  • Sage has a similar issue, as its PRNG is distinct from both Python's and numpy's. Use set_random_seed() for Sage. – Brent Baccala Aug 19 '19 at 16:01

In the beginning of your application call random.seed(x) making sure x is always the same. This will ensure the sequence of pseudo random numbers will be the same during each run of the application.


Jon Clements pretty much answers my question. However it wasn't the real problem: It turns out, that the reason for my code's randomness was the numpy.linalg SVD because it does not always produce the same results for badly conditioned matrices !!

So be sure to check for that in your code, if you have the same problems!

  • 26
    Another thing for people to be careful of: if you're using numpy.random, then you need to use numpy.random.seed() to set the seed. Using random.seed() will not set the seed for random numbers generated from numpy.random. This confused me for a while. – zss Nov 19 '14 at 5:01

Building on previous answers: be aware that many constructs can diverge execution paths, even when all seeds are controlled.

I was thinking "well I set my seeds so they're always the same, and I have no changing/external dependencies, therefore the execution path of my code should always be the same", but that's wrong.

The example that bit me was list(set(...)), where the resulting order may differ.

  • Good point, this burned me before. Also things like getting results from a db, those return out of order (randomly) as well unless you specify otherwise – Justin Furuness Nov 2 '20 at 22:22
  • Can you provide code that shows this behavior? – Sida Zhou Mar 19 at 2:27

One important caveat is that for python versions earlier than 3.7, Dictionary keys are not deterministic. This can lead to randomness in the program or even a different order in which the random numbers are generated and therefore non-deterministic random numbers. Conclusion update python.


You can guarantee this pretty easily by using your own random number generator.

Just pick three largish primes (assuming this isn't a cryptography application), and plug them into a, b and c: a = ((a * b) % c) This gives a feedback system that produces pretty random data. Note that not all primes work equally well, but if you're just doing a simulation, it shouldn't matter - all you really need for most simulations is a jumble of numbers with a pattern (pseudo-random, remember) complex enough that it doesn't match up in some way with your application.

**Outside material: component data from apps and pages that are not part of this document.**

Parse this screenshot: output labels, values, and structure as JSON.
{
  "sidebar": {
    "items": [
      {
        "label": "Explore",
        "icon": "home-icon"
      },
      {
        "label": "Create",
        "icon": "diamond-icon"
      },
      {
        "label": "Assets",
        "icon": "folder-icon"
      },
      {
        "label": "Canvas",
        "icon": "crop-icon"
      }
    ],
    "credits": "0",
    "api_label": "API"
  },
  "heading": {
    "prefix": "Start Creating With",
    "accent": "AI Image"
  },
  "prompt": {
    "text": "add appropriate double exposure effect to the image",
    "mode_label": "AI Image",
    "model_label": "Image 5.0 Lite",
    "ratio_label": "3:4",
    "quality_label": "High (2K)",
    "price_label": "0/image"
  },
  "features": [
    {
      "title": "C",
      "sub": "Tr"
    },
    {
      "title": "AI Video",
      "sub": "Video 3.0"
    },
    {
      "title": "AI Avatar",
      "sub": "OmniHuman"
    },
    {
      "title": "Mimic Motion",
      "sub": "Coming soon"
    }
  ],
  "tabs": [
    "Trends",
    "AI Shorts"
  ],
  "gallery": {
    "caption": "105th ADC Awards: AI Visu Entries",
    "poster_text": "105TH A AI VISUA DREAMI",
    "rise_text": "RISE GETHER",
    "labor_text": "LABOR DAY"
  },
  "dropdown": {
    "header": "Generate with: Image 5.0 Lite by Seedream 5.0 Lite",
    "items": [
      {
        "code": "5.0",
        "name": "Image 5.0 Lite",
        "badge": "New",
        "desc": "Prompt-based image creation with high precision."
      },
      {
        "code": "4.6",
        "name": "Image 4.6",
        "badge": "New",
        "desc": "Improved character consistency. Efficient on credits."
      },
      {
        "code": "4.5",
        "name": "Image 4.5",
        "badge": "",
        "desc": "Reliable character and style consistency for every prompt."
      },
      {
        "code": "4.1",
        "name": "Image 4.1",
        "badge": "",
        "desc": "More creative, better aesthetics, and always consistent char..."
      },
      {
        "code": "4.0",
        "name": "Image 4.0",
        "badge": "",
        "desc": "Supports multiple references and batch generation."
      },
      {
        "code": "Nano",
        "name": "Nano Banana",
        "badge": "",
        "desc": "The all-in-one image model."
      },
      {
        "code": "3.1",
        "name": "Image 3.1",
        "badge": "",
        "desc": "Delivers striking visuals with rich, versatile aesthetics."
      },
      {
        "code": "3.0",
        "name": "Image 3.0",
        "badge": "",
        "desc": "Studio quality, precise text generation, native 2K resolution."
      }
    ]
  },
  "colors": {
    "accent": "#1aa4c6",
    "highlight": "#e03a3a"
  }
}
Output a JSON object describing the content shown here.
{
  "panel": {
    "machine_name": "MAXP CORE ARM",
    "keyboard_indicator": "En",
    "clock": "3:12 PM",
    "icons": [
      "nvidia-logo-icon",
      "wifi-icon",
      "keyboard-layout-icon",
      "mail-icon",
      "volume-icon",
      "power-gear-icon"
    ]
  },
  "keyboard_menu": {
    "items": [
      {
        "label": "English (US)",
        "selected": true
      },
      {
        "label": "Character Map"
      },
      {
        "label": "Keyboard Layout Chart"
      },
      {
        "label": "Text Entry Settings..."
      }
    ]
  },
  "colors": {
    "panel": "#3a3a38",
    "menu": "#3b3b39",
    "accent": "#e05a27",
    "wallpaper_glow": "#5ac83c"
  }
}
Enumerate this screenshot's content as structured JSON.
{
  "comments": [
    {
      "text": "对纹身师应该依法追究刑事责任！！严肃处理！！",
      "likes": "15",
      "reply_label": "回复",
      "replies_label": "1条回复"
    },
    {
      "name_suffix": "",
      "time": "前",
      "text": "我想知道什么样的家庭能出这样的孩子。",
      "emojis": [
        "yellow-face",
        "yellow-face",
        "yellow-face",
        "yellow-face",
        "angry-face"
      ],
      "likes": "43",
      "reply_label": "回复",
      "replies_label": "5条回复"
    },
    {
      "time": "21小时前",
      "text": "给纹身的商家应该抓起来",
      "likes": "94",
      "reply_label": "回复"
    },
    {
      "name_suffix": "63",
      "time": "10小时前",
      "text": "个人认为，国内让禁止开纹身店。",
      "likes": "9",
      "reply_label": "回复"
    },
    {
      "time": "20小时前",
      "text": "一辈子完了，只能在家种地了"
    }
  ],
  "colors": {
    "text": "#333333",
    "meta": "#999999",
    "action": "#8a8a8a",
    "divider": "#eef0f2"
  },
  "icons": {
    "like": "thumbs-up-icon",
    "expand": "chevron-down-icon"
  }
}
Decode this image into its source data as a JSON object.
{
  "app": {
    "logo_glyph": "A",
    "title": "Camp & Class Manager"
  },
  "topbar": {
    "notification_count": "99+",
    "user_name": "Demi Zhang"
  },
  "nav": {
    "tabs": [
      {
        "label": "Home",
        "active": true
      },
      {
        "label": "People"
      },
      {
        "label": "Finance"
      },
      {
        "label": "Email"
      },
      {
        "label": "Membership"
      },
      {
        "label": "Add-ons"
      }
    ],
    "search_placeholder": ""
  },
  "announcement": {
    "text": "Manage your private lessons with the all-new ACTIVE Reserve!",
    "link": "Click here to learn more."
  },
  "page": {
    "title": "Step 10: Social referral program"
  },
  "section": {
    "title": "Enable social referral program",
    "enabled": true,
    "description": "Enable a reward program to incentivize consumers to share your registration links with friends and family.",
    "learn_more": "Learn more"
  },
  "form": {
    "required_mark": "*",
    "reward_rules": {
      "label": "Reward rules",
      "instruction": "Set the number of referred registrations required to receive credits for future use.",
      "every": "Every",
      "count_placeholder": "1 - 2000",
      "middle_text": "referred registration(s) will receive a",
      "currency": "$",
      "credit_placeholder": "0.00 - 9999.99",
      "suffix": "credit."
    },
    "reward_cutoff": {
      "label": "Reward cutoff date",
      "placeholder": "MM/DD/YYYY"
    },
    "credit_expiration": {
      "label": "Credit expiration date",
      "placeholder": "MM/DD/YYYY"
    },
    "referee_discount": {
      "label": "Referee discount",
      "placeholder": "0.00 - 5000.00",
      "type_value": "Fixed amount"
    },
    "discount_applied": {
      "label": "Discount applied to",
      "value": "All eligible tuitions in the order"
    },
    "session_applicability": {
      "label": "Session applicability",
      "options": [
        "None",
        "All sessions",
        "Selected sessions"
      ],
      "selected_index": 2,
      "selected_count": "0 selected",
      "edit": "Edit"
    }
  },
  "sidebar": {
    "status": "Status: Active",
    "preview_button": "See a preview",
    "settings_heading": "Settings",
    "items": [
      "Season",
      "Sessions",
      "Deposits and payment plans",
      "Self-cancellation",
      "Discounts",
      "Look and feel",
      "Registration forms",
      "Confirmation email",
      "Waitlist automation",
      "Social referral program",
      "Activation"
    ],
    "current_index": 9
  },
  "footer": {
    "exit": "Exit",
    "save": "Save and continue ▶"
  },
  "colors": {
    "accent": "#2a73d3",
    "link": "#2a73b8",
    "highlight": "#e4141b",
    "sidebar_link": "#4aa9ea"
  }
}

Knuth talks about this.

  • 11
    Rolling your own is unnecessary, because Python has excellent random number facilities in its standard library, and it's very easy to create a really bad generator if you don't know what you're doing. – Russell Borogove Jul 17 '12 at 18:31
  • 6
    I agree that's a pretty bad solution: In Monte Carlo simulations (which is what my program is), where one usually collects millions of samples, correlated random numbers (stemming from a bad generator) can easily mess up your results !! – Mischa Obrecht Jul 18 '12 at 11:07
  • You mean, Knuth is talking about this all the time? Even now? – means-to-meaning Oct 1 '14 at 11:16

Your Answer

By clicking “Post Your Answer”, you agree to our terms of service, privacy policy and cookie policy

Not the answer you're looking for? Browse other questions tagged or ask your own question.